She didn’t like the work that she was doing for her customers.
And she definitely didn’t like running the business.
Pam left our session with renewed courage and clarity and in the few short weeks that followed, she went from fitting in to standing out. She transformed her business in ways that put the authentic Pam – and therefore Pam’s authentic business – out there for everyone to see.
Within the first 6 months, Pam used our Five ‘S’ Solution and her new found authenticity to exceed projected revenues by 27% and increase the money in her pipeline by 39%. And, a few years later, Pam sold her business for a ton of cash and moved to live her dream life in California – all because Pam refused to play small and to settle for a business model that attracted customers with whom she couldn’t be her authentic self.
Situation #5: When for whatever reason, you simply don’t want to work with that client.
As business owners, I think we struggle with the idea that we have the right to say no just because it feels like the right thing to do.
For example, once I turned down a big client because of what I had witnessed when I went to a meeting at their office.
I was shocked. The lack of respect and consideration was palpable. They were disrespectful to their staff and made negative comments about their clients.
Our values were not a match and I strongly believed that if I took the business, I would live to regret it. I guess we’ll never know but I certainly never regretted walking away.
You might not want to do business with a client because
- you don’t share their values,
- you don’t support their industry
- or simply because you have a bad feeling in the pit of your stomach. But…
The No #1 Reason You Really Need to Fire More Customers
Do you want to know the real kicker about taking business in any one of these 5 situations?
Bad clients are like rabbits.
They make babies.
And lots of them.
The client you gave the deal of a lifetime tells their colleagues and they want the same deal.
The client in the industry that you can’t support tells his friends in the same industry and they want to work with you too.
The client that hired you to do something that dilutes your brand sends you more clients with more work that dilutes your brand.
You get the idea.
Bottom line?
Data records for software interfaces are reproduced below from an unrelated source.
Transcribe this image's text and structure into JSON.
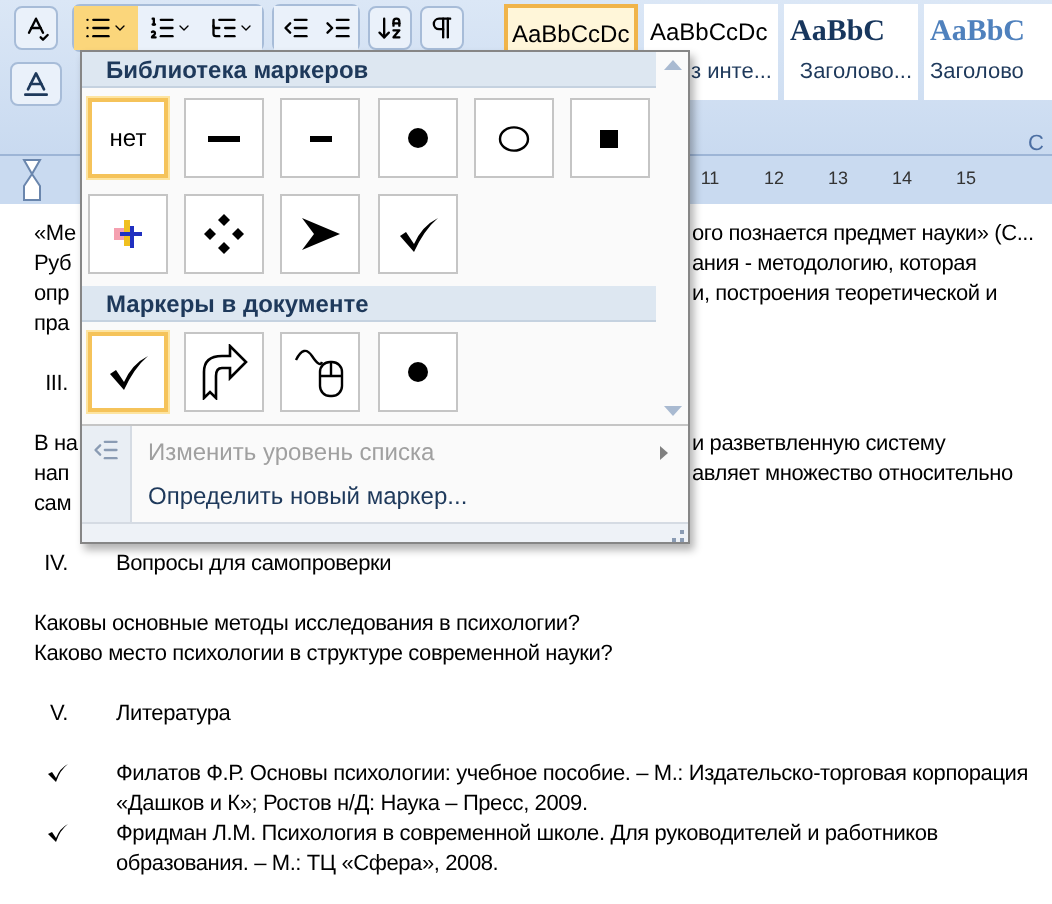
{
  "ribbon": {
    "bullets_button": {
      "pressed": true
    },
    "style_gallery": [
      {
        "sample": "AaBbCcDc",
        "kind": "normal",
        "selected": true
      },
      {
        "sample": "AaBbCcDc",
        "label": "з инте...",
        "kind": "normal",
        "selected": false
      },
      {
        "sample": "AaBbC",
        "label": "Заголово...",
        "kind": "heading1",
        "selected": false
      },
      {
        "sample": "AaBbC",
        "label": "Заголово",
        "kind": "heading2",
        "selected": false
      }
    ],
    "group_label": "С"
  },
  "ruler": {
    "ticks": [
      "11",
      "12",
      "13",
      "14",
      "15"
    ]
  },
  "document": [
    {
      "kind": "line",
      "left": "«Ме",
      "right": "ого познается предмет науки» (С..."
    },
    {
      "kind": "line",
      "left": "Руб",
      "right": "ания - методологию, которая"
    },
    {
      "kind": "line",
      "left": "опр",
      "right": "и, построения теоретической и"
    },
    {
      "kind": "line",
      "left": "пра"
    },
    {
      "kind": "gap"
    },
    {
      "kind": "heading",
      "number": "III."
    },
    {
      "kind": "gap"
    },
    {
      "kind": "line",
      "left": "В на",
      "right": "и разветвленную систему"
    },
    {
      "kind": "line",
      "left": "нап",
      "right": "авляет множество относительно"
    },
    {
      "kind": "line",
      "left": "сам"
    },
    {
      "kind": "gap"
    },
    {
      "kind": "heading",
      "number": "IV.",
      "text": "Вопросы для самопроверки"
    },
    {
      "kind": "gap"
    },
    {
      "kind": "line",
      "left": "Каковы основные методы исследования в психологии?"
    },
    {
      "kind": "line",
      "left": "Каково место психологии в структуре современной науки?"
    },
    {
      "kind": "gap"
    },
    {
      "kind": "heading",
      "number": "V.",
      "text": "Литература"
    },
    {
      "kind": "gap"
    },
    {
      "kind": "bullet",
      "text": "Филатов Ф.Р. Основы психологии: учебное пособие. – М.: Издательско-торговая корпорация «Дашков и К»; Ростов н/Д: Наука – Пресс, 2009."
    },
    {
      "kind": "bullet",
      "text": "Фридман Л.М. Психология в современной школе. Для руководителей и работников образования. – М.: ТЦ «Сфера», 2008."
    }
  ],
  "bullet_menu": {
    "sections": [
      {
        "title": "Библиотека маркеров",
        "items": [
          {
            "kind": "none",
            "text": "нет",
            "selected": true
          },
          {
            "kind": "long-dash",
            "selected": false
          },
          {
            "kind": "short-dash",
            "selected": false
          },
          {
            "kind": "dot",
            "selected": false
          },
          {
            "kind": "circle",
            "selected": false
          },
          {
            "kind": "square",
            "selected": false
          },
          {
            "kind": "color-cross",
            "selected": false
          },
          {
            "kind": "diamonds",
            "selected": false
          },
          {
            "kind": "arrowhead",
            "selected": false
          },
          {
            "kind": "check",
            "selected": false
          }
        ]
      },
      {
        "title": "Маркеры в документе",
        "items": [
          {
            "kind": "check",
            "selected": true
          },
          {
            "kind": "arrow-ribbon",
            "selected": false
          },
          {
            "kind": "mouse",
            "selected": false
          },
          {
            "kind": "dot",
            "selected": false
          }
        ]
      }
    ],
    "commands": [
      {
        "label": "Изменить уровень списка",
        "disabled": true,
        "submenu": true
      },
      {
        "label": "Определить новый маркер...",
        "disabled": false,
        "submenu": false
      }
    ]
  }
}
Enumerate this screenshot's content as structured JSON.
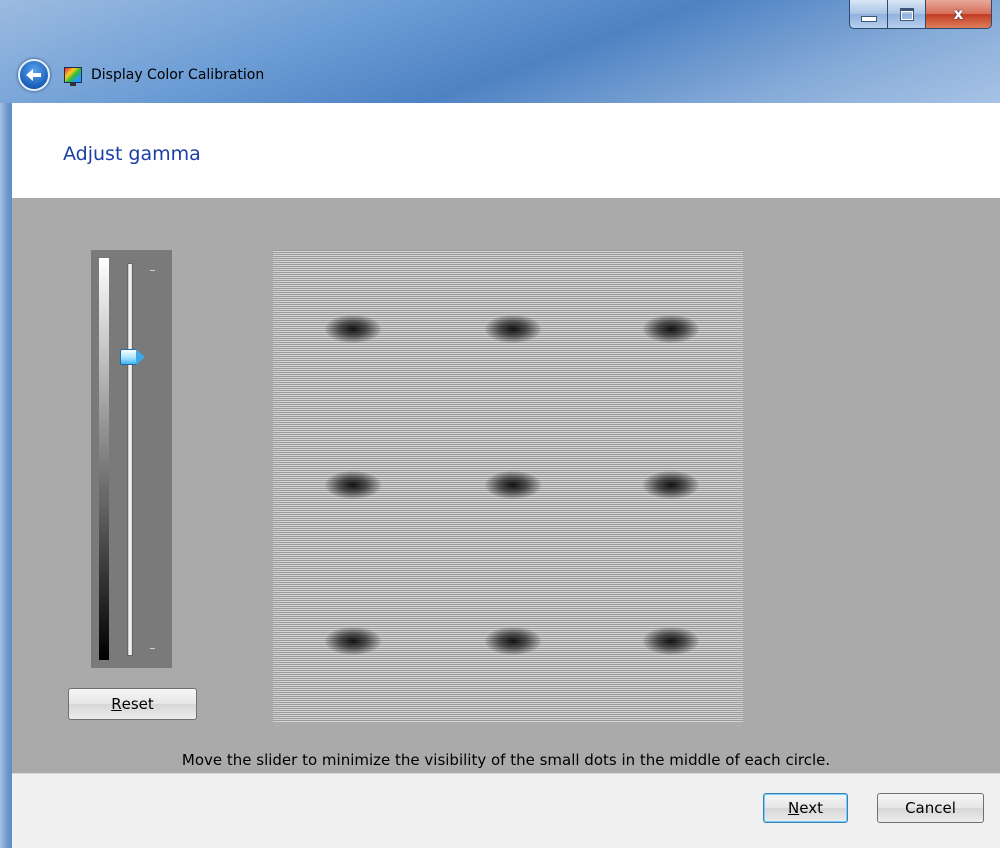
{
  "window": {
    "title": "Display Color Calibration",
    "caption_buttons": {
      "minimize": "",
      "maximize": "",
      "close": "x"
    },
    "accent_color": "#1c3ea6"
  },
  "nav": {
    "back_icon": "back-arrow-icon",
    "app_icon": "display-color-icon"
  },
  "page": {
    "title": "Adjust gamma",
    "instructions": "Move the slider to minimize the visibility of the small dots in the middle of each circle."
  },
  "gamma_slider": {
    "level_fraction": 0.24,
    "reset_label": "Reset",
    "reset_accel": "R",
    "reset_rest": "eset"
  },
  "test_pattern": {
    "rows": 3,
    "columns": 3
  },
  "footer": {
    "next_accel": "N",
    "next_rest": "ext",
    "cancel_label": "Cancel"
  }
}
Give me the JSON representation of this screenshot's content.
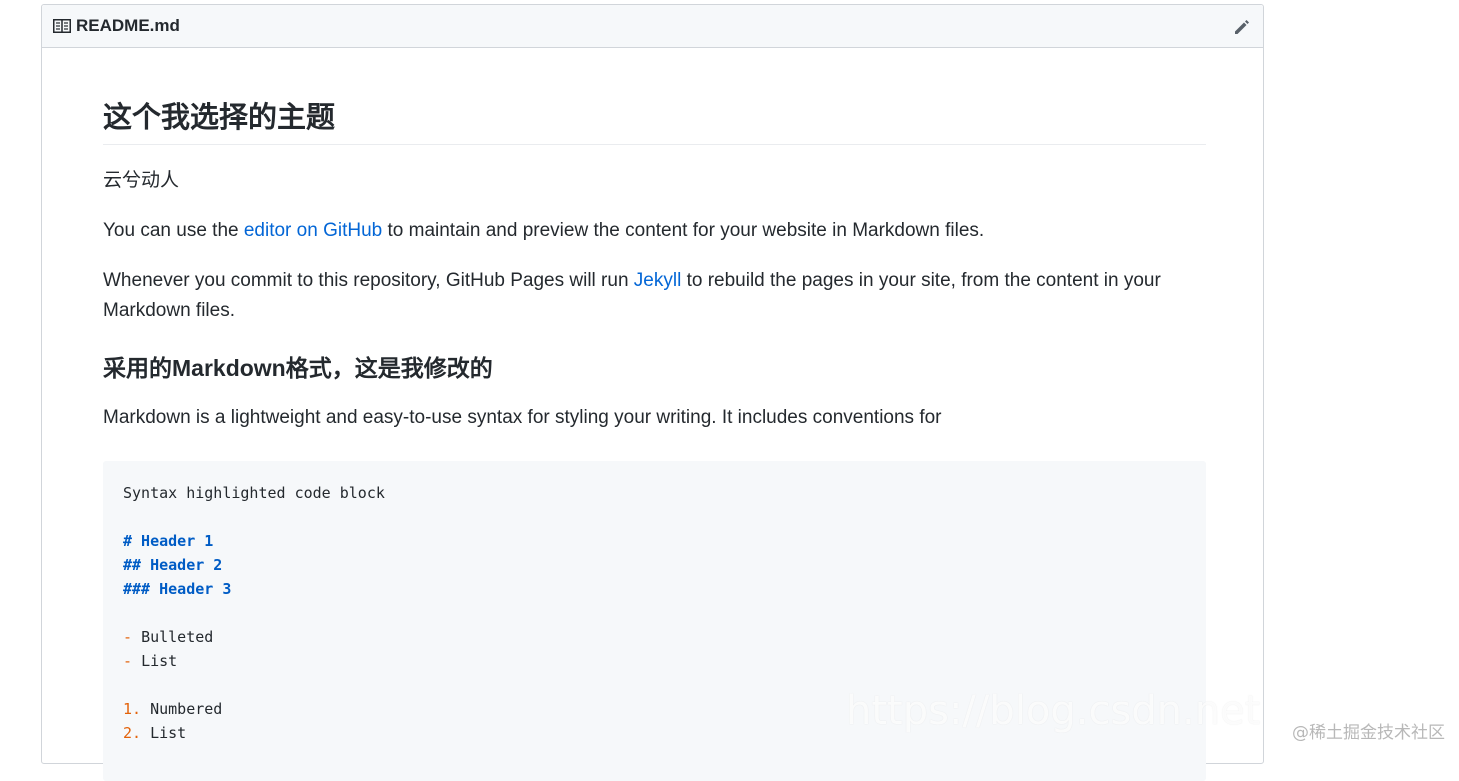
{
  "readme": {
    "title": "README.md"
  },
  "content": {
    "h1": "这个我选择的主题",
    "p1": "云兮动人",
    "p2_before": "You can use the ",
    "p2_link": "editor on GitHub",
    "p2_after": " to maintain and preview the content for your website in Markdown files.",
    "p3_before": "Whenever you commit to this repository, GitHub Pages will run ",
    "p3_link": "Jekyll",
    "p3_after": " to rebuild the pages in your site, from the content in your Markdown files.",
    "h2": "采用的Markdown格式，这是我修改的",
    "p4": "Markdown is a lightweight and easy-to-use syntax for styling your writing. It includes conventions for"
  },
  "code": {
    "line1": "Syntax highlighted code block",
    "h1": "# Header 1",
    "h2": "## Header 2",
    "h3": "### Header 3",
    "bullet_marker": "- ",
    "bullet1": "Bulleted",
    "bullet2": "List",
    "num1_marker": "1. ",
    "num1": "Numbered",
    "num2_marker": "2. ",
    "num2": "List"
  },
  "watermark": {
    "url": "https://blog.csdn.net",
    "site": "@稀土掘金技术社区"
  },
  "colors": {
    "link": "#0366d6",
    "code_header": "#005cc5",
    "code_marker": "#e36209",
    "header_bg": "#f6f8fa"
  },
  "icons": {
    "header": "book-icon",
    "edit": "pencil-icon"
  }
}
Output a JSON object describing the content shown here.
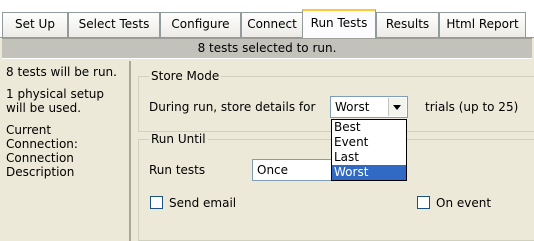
{
  "tabs": [
    {
      "label": "Set Up",
      "active": false
    },
    {
      "label": "Select Tests",
      "active": false
    },
    {
      "label": "Configure",
      "active": false
    },
    {
      "label": "Connect",
      "active": false
    },
    {
      "label": "Run Tests",
      "active": true
    },
    {
      "label": "Results",
      "active": false
    },
    {
      "label": "Html Report",
      "active": false
    }
  ],
  "status_bar": {
    "text": "8 tests selected to run."
  },
  "left_panel": {
    "tests_info": "8 tests will be run.",
    "setup_info": "1 physical setup will be used.",
    "connection_label": "Current Connection:",
    "description_label": "Connection Description"
  },
  "store_mode": {
    "title": "Store Mode",
    "prefix_label": "During run, store details for",
    "selected_value": "Worst",
    "suffix_label": "trials (up to 25)",
    "options": [
      "Best",
      "Event",
      "Last",
      "Worst"
    ],
    "highlighted_option": "Worst"
  },
  "run_until": {
    "title": "Run Until",
    "run_tests_label": "Run tests",
    "run_tests_value": "Once",
    "send_email_label": "Send email",
    "send_email_checked": false,
    "on_event_label": "On event",
    "on_event_checked": false
  },
  "colors": {
    "background": "#ece9d8",
    "selection_highlight": "#316ac5",
    "active_tab_accent": "#ffc83c",
    "status_bar": "#c2c1ba"
  }
}
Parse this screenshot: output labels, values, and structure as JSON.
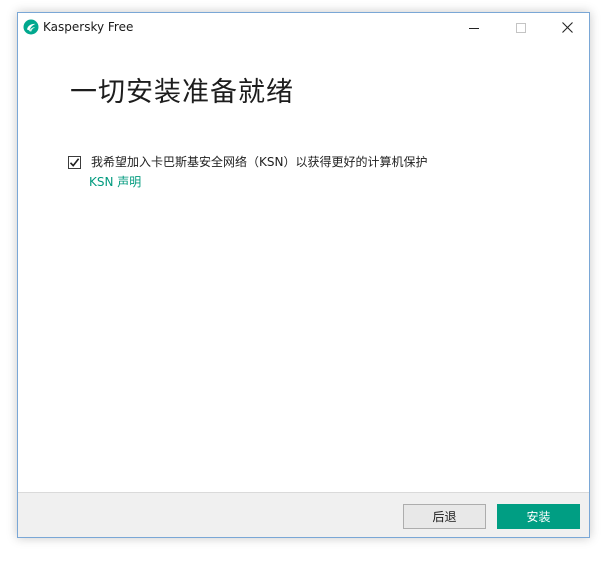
{
  "window": {
    "title": "Kaspersky Free",
    "icons": {
      "app": "kaspersky-logo-icon",
      "minimize": "minimize-icon",
      "maximize": "maximize-icon",
      "close": "close-icon"
    }
  },
  "main": {
    "heading": "一切安装准备就绪",
    "ksn_checkbox": {
      "checked": true,
      "label": "我希望加入卡巴斯基安全网络（KSN）以获得更好的计算机保护"
    },
    "ksn_link": "KSN 声明"
  },
  "footer": {
    "back_label": "后退",
    "install_label": "安装"
  },
  "colors": {
    "accent": "#009e83",
    "link": "#009a7e",
    "window_border": "#7aa7d6",
    "footer_bg": "#f0f0f0"
  }
}
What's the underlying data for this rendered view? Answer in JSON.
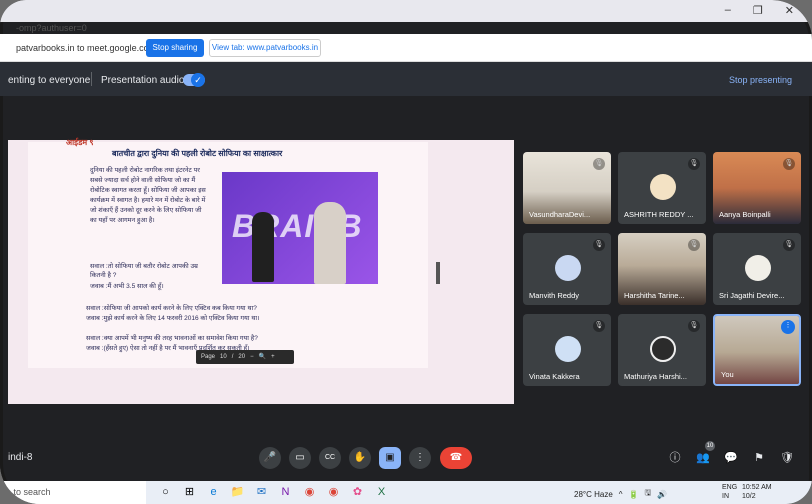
{
  "browser": {
    "url_fragment": "-omp?authuser=0",
    "window_controls": [
      "–",
      "❐",
      "✕"
    ]
  },
  "share_bar": {
    "message": "patvarbooks.in to meet.google.com",
    "stop_sharing": "Stop sharing",
    "view_tab": "View tab: www.patvarbooks.in"
  },
  "presentation_bar": {
    "presenting_text": "enting to everyone",
    "audio_label": "Presentation audio",
    "toggle_check": "✓",
    "stop_presenting": "Stop presenting"
  },
  "slide": {
    "label": "आईडम ९",
    "heading": "बातचीत द्वारा दुनिया की पहली रोबोट सोफिया का साक्षात्कार",
    "body": "दुनिया की पहली रोबोट नागरिक तथा इंटरनेट पर सबसे ज्यादा सर्च होने वाली सोफिया जो का मैं रोबोटिक स्वागत करता हूँ। सोफिया जी आपका इस कार्यक्रम में स्वागत है। हमारे मन में रोबोट के बारे में जो शंकाएँ हैं उनको दूर करने के लिए सोफिया जी का यहाँ पर आगमन हुआ है।",
    "photo_word": "BRAINB",
    "q1": "सवाल :तो सोफिया जी बतौर रोबोट आपकी उम्र कितनी है ?",
    "a1": "जवाब :मैं अभी 3.5 साल की हूँ।",
    "q2": "सवाल :सोफिया जी आपको कार्य करने के लिए एक्टिव कब किया गया था?",
    "a2": "जवाब :मुझे कार्य करने के लिए 14 फरवरी 2016 को एक्टिव किया गया था।",
    "q3": "सवाल :क्या आपमें भी मनुष्य की तरह भावनाओं का समावेश किया गया है?",
    "a3": "जवाब :(हँसते हुए) ऐसा तो नहीं है पर मैं भावनाएँ प्रदर्शित कर सकती हूँ।",
    "zoom": [
      "Page",
      "10",
      "/",
      "20",
      "−",
      "🔍",
      "+"
    ]
  },
  "participants": [
    {
      "name": "VasundharaDevi...",
      "type": "camera"
    },
    {
      "name": "ASHRITH REDDY ...",
      "type": "avatar"
    },
    {
      "name": "Aanya Boinpalli",
      "type": "camera"
    },
    {
      "name": "Manvith Reddy",
      "type": "avatar"
    },
    {
      "name": "Harshitha Tarine...",
      "type": "camera"
    },
    {
      "name": "Sri Jagathi Devire...",
      "type": "avatar"
    },
    {
      "name": "Vinata Kakkera",
      "type": "avatar"
    },
    {
      "name": "Mathuriya Harshi...",
      "type": "avatar"
    },
    {
      "name": "You",
      "type": "camera"
    }
  ],
  "mic_icon": "🎙",
  "meeting": {
    "name": "indi-8"
  },
  "controls": {
    "mic": "🎤",
    "camera": "▭",
    "captions": "CC",
    "hand": "✋",
    "present": "▣",
    "more": "⋮",
    "end": "☎",
    "info": "ⓘ",
    "people": "👥",
    "people_count": "10",
    "chat": "💬",
    "activities": "⚑",
    "host": "🛡"
  },
  "taskbar": {
    "search": "e to search",
    "icons": [
      "○",
      "⊞",
      "e",
      "📁",
      "✉",
      "N",
      "◉",
      "◉",
      "✿",
      "X"
    ],
    "weather": "28°C  Haze",
    "tray": [
      "^",
      "🔋",
      "🖫",
      "🔊"
    ],
    "lang": [
      "ENG",
      "IN"
    ],
    "time": "10:52 AM",
    "date": "10/2"
  }
}
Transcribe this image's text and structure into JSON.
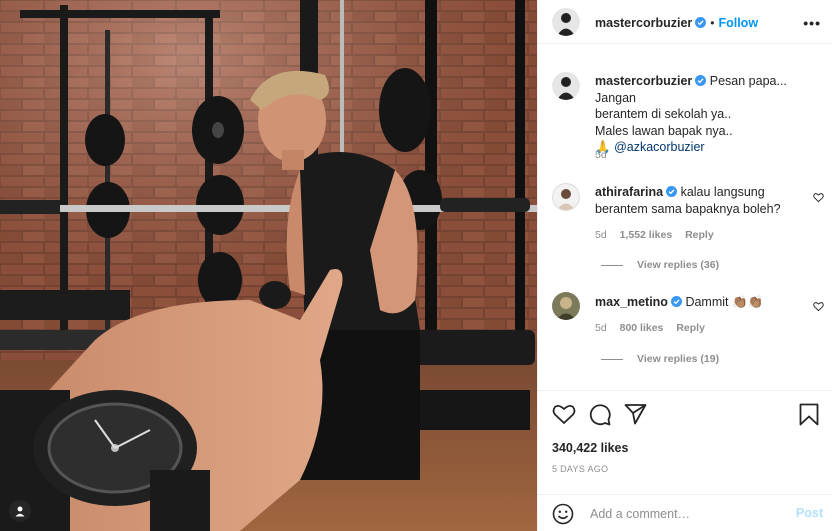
{
  "post": {
    "author": "mastercorbuzier",
    "follow_label": "Follow",
    "more_label": "•••",
    "caption": {
      "line1": "Pesan papa... Jangan",
      "line2": "berantem di sekolah ya..",
      "line3": "Males lawan bapak nya..",
      "mention": "@azkacorbuzier",
      "emoji": "🙏",
      "time": "5d"
    }
  },
  "comments": [
    {
      "user": "athirafarina",
      "text_line1": "kalau langsung",
      "text_line2": "berantem sama bapaknya boleh?",
      "time": "5d",
      "likes": "1,552 likes",
      "reply_label": "Reply",
      "view_replies": "View replies (36)"
    },
    {
      "user": "max_metino",
      "text": "Dammit",
      "emoji": "👏🏽👏🏽",
      "time": "5d",
      "likes": "800 likes",
      "reply_label": "Reply",
      "view_replies": "View replies (19)"
    }
  ],
  "footer": {
    "likes_count": "340,422 likes",
    "posted_ago": "5 DAYS AGO",
    "comment_placeholder": "Add a comment…",
    "post_label": "Post"
  },
  "colors": {
    "accent": "#0095f6",
    "verified": "#3897f0",
    "muted": "#8e8e8e",
    "text": "#262626",
    "border": "#efefef"
  },
  "icons": [
    "heart-icon",
    "comment-icon",
    "share-icon",
    "bookmark-icon",
    "verified-badge-icon",
    "emoji-icon",
    "user-tag-icon",
    "more-icon"
  ]
}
Whether it’s clients you have or clients you could have, letting go leaves room for letting in.
And as long as you are determined to hold on to the foxes that are taking up the valuable space in your hen-house, there won’t be room for any more hens.
So the next time you think you have some foxes in your customer henhouse, remember, firing customers can be great for business! All you need to do is…
Imagine the Possibilities!